Supplied information:
=== Begin Enclosure ===
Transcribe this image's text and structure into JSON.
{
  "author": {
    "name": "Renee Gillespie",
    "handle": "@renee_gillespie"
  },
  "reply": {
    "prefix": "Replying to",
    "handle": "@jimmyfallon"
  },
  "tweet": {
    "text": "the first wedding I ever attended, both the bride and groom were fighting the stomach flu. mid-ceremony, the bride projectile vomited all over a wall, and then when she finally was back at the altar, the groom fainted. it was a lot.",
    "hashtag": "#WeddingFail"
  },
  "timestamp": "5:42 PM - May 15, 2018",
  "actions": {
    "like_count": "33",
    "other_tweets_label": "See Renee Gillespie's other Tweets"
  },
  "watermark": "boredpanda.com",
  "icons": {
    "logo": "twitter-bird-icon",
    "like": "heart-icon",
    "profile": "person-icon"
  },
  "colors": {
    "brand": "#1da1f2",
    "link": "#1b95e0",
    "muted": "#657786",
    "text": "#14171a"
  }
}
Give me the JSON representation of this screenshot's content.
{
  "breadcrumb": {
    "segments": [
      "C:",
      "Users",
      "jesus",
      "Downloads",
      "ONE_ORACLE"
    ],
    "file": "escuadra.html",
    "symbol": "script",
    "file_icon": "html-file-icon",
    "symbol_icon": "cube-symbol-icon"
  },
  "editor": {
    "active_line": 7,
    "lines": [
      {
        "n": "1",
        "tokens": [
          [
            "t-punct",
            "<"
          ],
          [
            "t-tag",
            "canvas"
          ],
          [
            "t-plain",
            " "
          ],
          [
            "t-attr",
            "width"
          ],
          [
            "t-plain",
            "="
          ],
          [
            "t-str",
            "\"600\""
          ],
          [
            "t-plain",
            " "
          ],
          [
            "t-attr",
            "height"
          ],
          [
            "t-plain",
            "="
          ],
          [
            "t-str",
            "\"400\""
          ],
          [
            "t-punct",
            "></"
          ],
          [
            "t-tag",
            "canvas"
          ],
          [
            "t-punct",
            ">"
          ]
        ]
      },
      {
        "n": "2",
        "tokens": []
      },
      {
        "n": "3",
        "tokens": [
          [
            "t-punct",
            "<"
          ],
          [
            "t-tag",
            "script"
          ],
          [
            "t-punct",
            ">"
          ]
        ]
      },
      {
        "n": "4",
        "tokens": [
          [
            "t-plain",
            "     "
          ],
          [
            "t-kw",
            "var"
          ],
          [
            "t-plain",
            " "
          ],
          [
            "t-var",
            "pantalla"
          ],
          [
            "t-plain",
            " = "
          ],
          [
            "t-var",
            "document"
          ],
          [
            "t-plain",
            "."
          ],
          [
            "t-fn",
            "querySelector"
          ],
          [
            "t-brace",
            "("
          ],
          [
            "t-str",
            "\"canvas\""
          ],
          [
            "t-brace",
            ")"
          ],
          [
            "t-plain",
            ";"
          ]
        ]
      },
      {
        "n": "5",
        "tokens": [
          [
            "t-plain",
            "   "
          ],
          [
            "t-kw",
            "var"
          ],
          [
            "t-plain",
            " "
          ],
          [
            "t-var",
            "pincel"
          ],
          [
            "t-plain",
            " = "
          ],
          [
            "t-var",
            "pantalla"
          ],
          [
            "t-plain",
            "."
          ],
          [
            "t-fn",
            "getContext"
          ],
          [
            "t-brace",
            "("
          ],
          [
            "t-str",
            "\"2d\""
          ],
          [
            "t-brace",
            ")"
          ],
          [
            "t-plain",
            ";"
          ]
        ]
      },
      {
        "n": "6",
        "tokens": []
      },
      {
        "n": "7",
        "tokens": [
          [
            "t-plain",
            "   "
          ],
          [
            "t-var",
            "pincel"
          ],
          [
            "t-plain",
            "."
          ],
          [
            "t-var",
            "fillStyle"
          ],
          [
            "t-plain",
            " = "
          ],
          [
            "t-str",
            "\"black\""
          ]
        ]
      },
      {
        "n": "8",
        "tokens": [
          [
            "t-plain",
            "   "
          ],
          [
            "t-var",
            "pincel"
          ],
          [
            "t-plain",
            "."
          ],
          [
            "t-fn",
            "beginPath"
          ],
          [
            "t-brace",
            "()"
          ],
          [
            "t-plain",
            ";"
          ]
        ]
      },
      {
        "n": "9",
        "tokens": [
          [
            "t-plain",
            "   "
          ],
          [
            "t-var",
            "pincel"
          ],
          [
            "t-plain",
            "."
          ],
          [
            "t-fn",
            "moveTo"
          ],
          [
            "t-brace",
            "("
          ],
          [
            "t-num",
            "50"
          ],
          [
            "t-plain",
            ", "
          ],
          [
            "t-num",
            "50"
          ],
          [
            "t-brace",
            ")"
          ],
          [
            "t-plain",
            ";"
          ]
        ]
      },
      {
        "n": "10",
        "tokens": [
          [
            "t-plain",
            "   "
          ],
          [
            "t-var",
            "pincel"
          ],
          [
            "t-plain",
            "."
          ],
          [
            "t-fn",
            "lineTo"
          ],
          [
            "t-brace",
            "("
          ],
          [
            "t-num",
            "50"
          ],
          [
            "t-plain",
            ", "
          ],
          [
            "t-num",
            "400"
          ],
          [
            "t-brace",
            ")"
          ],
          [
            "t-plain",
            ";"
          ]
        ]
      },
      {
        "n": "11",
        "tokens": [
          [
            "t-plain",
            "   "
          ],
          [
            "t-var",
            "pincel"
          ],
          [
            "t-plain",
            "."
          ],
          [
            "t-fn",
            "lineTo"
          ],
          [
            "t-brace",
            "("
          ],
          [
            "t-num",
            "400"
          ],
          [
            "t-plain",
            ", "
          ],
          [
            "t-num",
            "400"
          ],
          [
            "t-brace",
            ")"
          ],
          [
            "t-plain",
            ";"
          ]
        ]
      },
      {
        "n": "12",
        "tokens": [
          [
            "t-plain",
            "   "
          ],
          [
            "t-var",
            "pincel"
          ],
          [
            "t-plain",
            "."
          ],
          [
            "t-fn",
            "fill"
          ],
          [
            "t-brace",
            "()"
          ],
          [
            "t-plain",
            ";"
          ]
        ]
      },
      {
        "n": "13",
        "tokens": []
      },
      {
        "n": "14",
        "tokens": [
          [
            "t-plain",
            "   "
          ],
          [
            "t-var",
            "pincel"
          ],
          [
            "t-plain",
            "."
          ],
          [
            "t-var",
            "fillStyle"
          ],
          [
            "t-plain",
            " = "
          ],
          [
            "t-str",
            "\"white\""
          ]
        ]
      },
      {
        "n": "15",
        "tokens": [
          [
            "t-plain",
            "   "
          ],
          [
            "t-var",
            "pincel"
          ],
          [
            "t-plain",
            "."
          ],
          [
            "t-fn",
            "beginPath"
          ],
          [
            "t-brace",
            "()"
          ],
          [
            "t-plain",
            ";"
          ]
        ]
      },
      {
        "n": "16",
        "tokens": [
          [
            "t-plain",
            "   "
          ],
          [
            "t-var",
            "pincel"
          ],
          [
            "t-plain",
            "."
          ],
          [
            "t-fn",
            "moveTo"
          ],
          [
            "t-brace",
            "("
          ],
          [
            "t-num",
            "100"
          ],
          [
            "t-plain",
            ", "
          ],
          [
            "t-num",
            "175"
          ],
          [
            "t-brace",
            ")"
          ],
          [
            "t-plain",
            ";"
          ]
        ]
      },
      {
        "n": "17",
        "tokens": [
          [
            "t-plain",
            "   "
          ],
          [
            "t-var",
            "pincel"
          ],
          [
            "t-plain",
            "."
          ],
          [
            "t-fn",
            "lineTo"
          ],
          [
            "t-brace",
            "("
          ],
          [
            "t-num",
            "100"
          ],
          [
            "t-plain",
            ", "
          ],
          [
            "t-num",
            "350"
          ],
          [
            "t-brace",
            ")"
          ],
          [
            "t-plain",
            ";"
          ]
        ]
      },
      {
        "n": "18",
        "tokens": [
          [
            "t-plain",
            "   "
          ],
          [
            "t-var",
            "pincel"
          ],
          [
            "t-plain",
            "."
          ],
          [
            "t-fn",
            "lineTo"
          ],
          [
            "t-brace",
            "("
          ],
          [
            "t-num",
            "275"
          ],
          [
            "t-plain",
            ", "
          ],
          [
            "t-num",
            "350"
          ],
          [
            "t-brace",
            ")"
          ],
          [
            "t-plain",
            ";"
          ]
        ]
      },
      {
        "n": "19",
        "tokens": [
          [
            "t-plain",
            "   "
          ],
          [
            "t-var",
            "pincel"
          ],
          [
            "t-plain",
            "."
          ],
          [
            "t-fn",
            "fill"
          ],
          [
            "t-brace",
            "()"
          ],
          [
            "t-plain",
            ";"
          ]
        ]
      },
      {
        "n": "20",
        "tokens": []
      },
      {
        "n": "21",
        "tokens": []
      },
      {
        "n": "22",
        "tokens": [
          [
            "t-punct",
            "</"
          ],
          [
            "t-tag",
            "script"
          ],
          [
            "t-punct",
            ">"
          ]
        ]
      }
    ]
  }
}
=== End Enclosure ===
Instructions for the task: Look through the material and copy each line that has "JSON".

Result:
Transcribe this image's text and structure into JSON.
Give me the JSON representation of this screenshot's content.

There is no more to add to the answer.